Dust collectors come in a variety of sizes. If you plan to work in an industrial environment, you need a machine that can handle heavy-duty dust collection to be on the larger size. However, a small garage may only require a compact dust collector that isn't as powerful and takes up less space.
- Portable vs. Fixed. Portable dust collectors can be easily transported and are often used in small workspaces. Fixed dust collectors are typically large and are mostly used in large industries aware of how much dust they produce. They are fixed at strategic points and programmed to collect dust at specific intervals.
- Noise. Dust collectors and extractors can be noisy depending on their size and purpose. If loud noises bother you, look for a machine that is on the quieter side. One way to determine how much noise a dust collector produces is by looking at the decibel rating: those with less than 50 decibels are easier to tolerate.

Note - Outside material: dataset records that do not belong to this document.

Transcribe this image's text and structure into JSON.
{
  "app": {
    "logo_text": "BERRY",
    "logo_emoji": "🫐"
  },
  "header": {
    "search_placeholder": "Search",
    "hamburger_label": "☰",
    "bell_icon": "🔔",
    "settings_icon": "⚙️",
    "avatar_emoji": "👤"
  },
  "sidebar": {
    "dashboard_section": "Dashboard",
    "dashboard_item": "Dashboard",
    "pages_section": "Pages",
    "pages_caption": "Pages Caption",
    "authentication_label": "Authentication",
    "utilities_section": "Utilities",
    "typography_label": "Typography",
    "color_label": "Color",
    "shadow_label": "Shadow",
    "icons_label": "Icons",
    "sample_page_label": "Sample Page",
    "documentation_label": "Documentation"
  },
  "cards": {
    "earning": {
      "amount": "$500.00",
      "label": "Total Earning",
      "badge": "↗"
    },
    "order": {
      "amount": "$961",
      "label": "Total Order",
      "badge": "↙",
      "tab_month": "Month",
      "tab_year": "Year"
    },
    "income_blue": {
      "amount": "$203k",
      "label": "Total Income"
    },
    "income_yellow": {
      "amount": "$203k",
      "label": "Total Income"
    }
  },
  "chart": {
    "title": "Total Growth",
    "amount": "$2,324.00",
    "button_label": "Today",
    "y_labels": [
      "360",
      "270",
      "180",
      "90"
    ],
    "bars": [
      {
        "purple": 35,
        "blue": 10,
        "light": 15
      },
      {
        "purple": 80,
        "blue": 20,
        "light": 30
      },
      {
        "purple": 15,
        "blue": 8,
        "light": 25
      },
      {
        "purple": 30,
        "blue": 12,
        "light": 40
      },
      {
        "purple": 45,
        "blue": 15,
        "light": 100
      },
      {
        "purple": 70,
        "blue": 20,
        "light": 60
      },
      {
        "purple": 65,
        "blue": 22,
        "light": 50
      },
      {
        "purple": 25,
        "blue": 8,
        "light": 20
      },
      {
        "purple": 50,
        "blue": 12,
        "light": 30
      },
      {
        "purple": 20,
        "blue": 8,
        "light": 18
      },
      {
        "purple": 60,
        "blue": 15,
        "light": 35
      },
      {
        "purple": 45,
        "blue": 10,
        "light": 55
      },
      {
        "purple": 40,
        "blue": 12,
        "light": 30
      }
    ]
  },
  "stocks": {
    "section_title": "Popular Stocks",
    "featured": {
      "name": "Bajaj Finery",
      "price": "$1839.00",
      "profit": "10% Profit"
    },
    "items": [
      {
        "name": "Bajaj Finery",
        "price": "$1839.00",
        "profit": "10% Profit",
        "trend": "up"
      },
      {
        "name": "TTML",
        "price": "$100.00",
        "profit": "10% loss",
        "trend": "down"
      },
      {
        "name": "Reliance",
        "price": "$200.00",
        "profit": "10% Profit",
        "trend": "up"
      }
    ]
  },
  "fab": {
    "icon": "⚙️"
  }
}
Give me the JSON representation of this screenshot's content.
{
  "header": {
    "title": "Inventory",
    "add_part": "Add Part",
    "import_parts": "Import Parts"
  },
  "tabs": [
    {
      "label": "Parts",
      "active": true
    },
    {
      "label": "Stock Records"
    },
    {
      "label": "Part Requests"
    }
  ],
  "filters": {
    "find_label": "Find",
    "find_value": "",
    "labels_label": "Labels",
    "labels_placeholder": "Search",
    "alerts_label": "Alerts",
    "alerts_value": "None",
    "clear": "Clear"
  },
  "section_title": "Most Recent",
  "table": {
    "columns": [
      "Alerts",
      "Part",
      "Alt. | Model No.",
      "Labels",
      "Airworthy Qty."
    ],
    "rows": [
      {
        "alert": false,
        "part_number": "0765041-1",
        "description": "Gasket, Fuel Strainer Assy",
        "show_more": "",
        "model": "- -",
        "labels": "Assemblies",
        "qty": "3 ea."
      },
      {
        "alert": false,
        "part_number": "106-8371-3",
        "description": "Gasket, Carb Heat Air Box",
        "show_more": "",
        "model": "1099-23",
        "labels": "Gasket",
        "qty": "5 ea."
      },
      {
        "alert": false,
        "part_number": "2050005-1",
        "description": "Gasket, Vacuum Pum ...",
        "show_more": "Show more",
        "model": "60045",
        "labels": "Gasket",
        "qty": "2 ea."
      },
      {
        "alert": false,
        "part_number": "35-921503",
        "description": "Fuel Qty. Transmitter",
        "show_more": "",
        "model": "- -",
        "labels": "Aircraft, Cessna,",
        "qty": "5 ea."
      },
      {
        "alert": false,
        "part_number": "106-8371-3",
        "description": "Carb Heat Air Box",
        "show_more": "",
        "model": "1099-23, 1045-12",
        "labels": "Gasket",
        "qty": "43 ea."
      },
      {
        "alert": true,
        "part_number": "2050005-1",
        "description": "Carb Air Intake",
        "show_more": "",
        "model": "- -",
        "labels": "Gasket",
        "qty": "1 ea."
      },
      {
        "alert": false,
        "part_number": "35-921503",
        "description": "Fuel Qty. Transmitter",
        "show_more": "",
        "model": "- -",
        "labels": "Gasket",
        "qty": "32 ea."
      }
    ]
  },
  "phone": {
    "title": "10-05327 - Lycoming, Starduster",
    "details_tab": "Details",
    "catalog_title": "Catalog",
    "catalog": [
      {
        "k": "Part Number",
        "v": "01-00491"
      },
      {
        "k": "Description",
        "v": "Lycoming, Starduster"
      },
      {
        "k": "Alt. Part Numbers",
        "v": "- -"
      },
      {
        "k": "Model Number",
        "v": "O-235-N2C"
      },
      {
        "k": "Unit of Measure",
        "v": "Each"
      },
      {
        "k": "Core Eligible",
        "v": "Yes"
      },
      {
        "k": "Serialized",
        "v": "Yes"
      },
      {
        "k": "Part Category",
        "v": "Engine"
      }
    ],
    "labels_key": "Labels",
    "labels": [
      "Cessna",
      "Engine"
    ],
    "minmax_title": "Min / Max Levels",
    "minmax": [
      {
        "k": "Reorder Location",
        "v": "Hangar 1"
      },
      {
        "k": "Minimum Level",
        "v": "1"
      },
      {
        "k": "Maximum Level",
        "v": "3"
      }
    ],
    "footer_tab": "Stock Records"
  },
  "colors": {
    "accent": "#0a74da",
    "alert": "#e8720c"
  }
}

- Type of Particles. Not all dust collectors are designed to collect all kinds of dust particles. Some dust types, such as metal dust, can stick on the dust collecting unit, and it can be challenging to get rid of it. Be sure to get the right dust collector for the type of dust you produce.
Best Dust Collectors Reviews & Recommendations 2021
- Keep your dust collector clean by emptying it frequently, or at the end of the day, even if it’s not full. Leaving dirt to pile in the collection bag for weeks or months can stretch out the fabric and make it weak.
- If you have an efficient dust collector that doesn’t clog up easily, it’s better to attach it on your workbench instead of mounting it on a wall. It will absorb more dust at a lower position and prevent it from getting into the surroundings.
- If you are using a dust extractor, clean out the filters at the end of the day to maintain their efficiency and replace them every few weeks.
- Even if you have a dust collector, you should always wear a respirator and safety glasses to protect yourself from large dust particles.
Q. What is a dust collector used for?
A dust collector is a device used for trapping large and small dust particles in the ambient air. It does so by circulating the air in the room, while the built-in filters trap dust and deposit it in a removable dust collection bag or container.
Q. Which dust collector is the best?
Most of the dust collectors on our list are some of the best for the roles that they play. The Shop Fox W1727 Dust Collector, however, is the overall best because it's suitable for all types of workshops regardless of the kind of power tools you use.
Q. How do you make a homemade dust collector?
Several online tutorials will give you a step-by-step guide on making your own dust collector. You will need a dust collection bucket or bag for most of these exercises, a powerful motor, reusable filters, and a suction tube.
Q. How much is a dust collector?
Dust collectors are typically priced between $30 and $250. The lower-priced options can be used at home, while the higher-priced dust collectors are best used in a professional setting since they are designed to collect more dust by filtering a larger mass of air.
We chose the Shop Fox W1727 Dust Collector as our top pick because it’s reliable in trapping both small and large dust particles, and runs quietly. For a more budget-friendly option,, consider the Black + Decker Dustbuster Handheld Vacuum.